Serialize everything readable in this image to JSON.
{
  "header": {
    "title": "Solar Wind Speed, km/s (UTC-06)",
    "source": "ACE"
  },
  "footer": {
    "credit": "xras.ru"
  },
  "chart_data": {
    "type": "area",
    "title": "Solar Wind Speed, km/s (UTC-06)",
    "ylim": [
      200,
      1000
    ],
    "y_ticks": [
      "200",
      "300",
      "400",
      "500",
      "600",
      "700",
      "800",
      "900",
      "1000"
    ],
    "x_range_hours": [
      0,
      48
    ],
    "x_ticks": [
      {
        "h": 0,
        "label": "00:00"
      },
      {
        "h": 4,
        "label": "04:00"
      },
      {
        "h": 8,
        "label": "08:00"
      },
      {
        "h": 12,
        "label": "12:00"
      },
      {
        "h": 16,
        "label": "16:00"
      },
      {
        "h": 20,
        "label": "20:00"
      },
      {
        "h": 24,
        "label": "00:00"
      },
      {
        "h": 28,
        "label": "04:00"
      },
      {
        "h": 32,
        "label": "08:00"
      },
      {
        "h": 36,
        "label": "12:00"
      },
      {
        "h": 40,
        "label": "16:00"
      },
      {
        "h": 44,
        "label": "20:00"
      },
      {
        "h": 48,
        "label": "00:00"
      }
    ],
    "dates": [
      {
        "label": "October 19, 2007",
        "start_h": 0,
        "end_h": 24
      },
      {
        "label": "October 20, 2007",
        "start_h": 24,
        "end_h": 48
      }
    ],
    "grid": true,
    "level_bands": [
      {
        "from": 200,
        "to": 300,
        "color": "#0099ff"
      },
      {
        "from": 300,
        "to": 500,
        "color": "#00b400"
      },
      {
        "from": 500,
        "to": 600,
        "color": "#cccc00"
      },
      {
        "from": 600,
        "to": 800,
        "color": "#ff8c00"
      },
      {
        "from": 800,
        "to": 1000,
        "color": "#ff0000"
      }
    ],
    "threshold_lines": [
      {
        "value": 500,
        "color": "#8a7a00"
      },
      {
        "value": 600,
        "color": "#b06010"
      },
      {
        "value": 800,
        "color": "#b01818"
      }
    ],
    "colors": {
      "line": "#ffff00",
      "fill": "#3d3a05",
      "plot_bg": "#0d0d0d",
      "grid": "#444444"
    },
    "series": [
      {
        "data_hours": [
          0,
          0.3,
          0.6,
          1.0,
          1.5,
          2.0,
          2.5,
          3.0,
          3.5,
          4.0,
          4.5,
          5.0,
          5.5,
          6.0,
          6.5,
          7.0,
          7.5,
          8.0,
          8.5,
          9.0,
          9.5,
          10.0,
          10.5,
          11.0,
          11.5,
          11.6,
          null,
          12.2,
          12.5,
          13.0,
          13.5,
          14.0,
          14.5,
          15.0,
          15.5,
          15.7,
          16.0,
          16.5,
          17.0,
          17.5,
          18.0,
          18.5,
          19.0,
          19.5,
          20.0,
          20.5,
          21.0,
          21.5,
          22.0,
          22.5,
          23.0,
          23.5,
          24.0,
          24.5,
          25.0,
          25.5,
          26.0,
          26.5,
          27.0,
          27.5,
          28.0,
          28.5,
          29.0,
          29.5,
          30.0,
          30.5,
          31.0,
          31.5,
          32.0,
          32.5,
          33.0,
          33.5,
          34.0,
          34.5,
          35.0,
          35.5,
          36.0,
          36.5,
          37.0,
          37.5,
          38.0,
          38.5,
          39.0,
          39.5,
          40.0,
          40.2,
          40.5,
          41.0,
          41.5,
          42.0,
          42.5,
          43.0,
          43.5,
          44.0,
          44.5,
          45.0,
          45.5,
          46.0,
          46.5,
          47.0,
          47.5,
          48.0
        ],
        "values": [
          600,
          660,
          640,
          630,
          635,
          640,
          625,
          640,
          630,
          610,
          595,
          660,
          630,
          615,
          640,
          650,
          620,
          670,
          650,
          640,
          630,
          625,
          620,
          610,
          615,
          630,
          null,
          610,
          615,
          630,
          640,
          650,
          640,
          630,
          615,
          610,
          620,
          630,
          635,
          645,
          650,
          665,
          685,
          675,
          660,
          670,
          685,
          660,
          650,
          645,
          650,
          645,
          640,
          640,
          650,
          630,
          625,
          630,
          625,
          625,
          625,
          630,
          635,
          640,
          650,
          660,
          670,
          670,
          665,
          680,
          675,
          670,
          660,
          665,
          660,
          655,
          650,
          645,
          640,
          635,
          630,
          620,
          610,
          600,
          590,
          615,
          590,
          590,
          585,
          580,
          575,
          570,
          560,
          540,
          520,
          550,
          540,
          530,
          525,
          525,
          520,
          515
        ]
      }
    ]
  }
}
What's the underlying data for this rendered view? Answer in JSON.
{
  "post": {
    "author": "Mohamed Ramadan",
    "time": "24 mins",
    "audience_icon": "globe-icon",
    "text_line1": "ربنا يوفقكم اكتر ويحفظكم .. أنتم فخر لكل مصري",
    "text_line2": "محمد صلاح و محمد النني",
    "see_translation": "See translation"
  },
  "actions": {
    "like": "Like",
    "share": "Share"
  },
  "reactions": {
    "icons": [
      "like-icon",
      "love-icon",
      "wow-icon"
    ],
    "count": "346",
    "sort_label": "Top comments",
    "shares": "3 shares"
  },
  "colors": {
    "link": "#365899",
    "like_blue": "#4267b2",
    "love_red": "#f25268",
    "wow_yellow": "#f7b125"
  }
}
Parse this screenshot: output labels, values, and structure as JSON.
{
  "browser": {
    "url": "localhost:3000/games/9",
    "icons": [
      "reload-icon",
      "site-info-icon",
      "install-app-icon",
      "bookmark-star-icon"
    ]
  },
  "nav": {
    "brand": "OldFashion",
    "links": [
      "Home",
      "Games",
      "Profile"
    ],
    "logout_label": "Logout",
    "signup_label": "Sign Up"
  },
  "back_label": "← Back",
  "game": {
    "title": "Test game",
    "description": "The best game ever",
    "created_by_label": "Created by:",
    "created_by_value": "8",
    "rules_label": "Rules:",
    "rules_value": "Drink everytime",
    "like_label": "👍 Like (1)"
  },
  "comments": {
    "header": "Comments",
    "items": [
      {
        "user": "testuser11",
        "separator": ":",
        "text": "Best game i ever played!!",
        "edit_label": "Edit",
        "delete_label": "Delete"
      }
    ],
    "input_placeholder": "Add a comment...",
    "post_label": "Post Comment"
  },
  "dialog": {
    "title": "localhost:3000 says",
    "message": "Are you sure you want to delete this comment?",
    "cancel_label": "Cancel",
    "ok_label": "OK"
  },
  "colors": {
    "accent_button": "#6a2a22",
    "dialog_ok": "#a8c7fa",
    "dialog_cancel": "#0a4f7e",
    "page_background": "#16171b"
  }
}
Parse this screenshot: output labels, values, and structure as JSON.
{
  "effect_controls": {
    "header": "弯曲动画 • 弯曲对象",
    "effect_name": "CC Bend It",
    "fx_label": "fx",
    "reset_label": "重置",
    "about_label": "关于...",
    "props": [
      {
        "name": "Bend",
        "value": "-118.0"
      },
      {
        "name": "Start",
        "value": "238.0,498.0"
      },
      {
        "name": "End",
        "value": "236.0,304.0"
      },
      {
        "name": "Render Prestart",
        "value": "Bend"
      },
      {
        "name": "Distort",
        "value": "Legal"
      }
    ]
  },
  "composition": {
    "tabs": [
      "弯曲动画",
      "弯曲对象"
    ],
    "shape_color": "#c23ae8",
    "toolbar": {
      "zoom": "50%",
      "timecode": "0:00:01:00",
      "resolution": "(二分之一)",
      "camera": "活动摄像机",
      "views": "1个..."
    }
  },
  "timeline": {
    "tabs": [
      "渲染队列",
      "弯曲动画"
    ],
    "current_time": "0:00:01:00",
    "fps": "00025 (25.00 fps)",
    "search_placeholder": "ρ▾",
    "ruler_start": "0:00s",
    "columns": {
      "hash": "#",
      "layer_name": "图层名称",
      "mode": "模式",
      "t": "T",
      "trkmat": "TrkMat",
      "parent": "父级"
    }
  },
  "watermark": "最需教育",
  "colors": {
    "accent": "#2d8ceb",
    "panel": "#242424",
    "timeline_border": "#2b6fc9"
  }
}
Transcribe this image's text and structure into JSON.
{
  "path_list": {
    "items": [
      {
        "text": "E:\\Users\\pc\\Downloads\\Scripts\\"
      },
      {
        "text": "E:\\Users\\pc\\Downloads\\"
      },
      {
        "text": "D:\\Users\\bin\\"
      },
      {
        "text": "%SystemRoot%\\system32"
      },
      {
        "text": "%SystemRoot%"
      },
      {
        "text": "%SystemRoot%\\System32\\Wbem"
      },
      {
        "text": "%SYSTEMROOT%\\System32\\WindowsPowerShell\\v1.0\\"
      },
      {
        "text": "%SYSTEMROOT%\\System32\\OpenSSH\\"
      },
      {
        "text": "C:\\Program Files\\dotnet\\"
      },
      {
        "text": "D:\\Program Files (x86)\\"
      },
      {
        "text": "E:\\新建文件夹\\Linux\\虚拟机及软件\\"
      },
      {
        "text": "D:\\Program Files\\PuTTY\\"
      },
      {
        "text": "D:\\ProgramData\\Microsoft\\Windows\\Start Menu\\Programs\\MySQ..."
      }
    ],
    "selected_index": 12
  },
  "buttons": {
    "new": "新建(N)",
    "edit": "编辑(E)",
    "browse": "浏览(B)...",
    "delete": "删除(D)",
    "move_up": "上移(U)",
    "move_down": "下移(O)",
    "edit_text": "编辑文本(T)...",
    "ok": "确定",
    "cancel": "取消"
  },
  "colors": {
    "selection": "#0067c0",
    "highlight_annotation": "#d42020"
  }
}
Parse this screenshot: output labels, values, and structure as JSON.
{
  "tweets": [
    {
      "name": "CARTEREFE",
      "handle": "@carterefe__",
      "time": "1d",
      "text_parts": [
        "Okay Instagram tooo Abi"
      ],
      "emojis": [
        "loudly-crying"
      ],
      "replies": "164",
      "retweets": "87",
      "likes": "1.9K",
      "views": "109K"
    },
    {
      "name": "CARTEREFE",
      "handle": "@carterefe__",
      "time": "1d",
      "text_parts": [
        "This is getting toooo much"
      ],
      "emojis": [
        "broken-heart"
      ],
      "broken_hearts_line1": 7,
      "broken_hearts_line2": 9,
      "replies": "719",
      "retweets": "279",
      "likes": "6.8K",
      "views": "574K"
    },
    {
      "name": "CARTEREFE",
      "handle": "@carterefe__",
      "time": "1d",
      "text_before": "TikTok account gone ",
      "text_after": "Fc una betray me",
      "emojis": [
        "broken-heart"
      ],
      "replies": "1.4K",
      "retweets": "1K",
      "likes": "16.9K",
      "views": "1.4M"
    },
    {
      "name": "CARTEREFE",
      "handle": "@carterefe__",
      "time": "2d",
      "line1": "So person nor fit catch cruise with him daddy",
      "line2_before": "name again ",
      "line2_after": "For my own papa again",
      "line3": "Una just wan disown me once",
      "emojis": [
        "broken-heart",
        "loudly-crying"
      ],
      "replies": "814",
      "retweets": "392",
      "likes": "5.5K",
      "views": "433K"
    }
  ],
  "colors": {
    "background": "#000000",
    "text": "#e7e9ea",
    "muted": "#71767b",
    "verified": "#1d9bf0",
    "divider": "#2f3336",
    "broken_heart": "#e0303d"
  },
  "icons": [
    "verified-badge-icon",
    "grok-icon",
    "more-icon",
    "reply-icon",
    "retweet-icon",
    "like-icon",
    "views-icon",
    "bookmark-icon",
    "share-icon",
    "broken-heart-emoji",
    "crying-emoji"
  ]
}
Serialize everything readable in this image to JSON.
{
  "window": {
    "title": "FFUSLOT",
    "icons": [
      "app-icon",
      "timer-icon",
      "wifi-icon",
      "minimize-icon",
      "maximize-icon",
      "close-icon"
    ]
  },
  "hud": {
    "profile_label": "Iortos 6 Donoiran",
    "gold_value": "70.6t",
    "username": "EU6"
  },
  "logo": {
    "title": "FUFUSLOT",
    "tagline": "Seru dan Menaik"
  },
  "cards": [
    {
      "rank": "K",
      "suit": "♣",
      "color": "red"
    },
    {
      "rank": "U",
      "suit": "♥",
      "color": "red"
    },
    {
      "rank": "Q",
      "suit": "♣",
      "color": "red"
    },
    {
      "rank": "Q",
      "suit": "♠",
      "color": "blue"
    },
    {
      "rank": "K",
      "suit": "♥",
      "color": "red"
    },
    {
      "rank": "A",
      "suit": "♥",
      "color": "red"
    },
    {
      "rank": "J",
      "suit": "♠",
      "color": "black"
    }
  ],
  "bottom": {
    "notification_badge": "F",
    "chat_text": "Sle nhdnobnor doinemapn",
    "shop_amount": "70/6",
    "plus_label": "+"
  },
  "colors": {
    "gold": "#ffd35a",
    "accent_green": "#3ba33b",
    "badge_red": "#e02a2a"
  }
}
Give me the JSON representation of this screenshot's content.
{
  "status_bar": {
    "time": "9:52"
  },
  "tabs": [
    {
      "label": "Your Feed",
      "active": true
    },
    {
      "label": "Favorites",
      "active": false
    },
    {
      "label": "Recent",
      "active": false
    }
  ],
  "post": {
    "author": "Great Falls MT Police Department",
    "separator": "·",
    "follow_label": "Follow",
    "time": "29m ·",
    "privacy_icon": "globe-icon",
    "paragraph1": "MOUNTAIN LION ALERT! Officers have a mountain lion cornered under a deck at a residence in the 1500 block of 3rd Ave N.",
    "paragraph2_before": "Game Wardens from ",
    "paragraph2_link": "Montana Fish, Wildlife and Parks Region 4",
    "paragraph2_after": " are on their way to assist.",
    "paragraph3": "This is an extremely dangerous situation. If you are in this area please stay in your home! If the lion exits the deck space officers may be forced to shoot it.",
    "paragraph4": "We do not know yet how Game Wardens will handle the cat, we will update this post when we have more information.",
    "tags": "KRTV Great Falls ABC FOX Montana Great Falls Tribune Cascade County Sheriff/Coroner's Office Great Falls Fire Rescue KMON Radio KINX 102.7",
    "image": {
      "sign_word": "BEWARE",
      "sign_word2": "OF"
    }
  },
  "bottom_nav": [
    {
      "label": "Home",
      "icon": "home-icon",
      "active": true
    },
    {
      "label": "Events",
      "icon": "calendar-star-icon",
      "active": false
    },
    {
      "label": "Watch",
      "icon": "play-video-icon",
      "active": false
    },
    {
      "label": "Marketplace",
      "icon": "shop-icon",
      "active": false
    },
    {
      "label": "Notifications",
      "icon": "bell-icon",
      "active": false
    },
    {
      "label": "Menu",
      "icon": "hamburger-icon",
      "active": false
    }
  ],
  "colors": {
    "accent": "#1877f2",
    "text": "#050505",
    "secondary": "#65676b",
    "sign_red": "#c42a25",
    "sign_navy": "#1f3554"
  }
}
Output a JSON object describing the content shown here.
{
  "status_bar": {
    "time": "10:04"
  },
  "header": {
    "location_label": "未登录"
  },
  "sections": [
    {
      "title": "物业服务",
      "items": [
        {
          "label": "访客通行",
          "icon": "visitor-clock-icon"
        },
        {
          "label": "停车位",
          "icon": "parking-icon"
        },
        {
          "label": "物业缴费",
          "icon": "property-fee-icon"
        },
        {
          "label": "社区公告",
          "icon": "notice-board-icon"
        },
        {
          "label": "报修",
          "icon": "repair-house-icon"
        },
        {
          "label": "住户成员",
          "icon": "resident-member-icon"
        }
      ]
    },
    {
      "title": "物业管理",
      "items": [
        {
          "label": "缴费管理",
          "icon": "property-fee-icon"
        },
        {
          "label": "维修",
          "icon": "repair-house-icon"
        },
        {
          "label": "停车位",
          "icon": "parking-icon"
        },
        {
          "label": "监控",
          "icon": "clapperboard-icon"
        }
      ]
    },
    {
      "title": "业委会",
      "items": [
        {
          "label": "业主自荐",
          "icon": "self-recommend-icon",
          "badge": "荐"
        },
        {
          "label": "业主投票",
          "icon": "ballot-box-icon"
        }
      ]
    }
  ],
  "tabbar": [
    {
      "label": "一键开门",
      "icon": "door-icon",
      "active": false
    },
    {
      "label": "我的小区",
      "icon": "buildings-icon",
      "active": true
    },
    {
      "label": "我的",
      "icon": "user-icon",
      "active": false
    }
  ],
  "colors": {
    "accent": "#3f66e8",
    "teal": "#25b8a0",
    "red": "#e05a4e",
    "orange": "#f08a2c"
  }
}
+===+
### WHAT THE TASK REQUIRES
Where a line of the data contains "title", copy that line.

### RESULT
    "title": "Solar Wind Speed, km/s (UTC-06)",
    "title": "Solar Wind Speed, km/s (UTC-06)",
    "title": "Test game",
    "title": "localhost:3000 says",
    "title": "FFUSLOT",
    "title": "FUFUSLOT",
      "title": "物业服务",
      "title": "物业管理",
      "title": "业委会",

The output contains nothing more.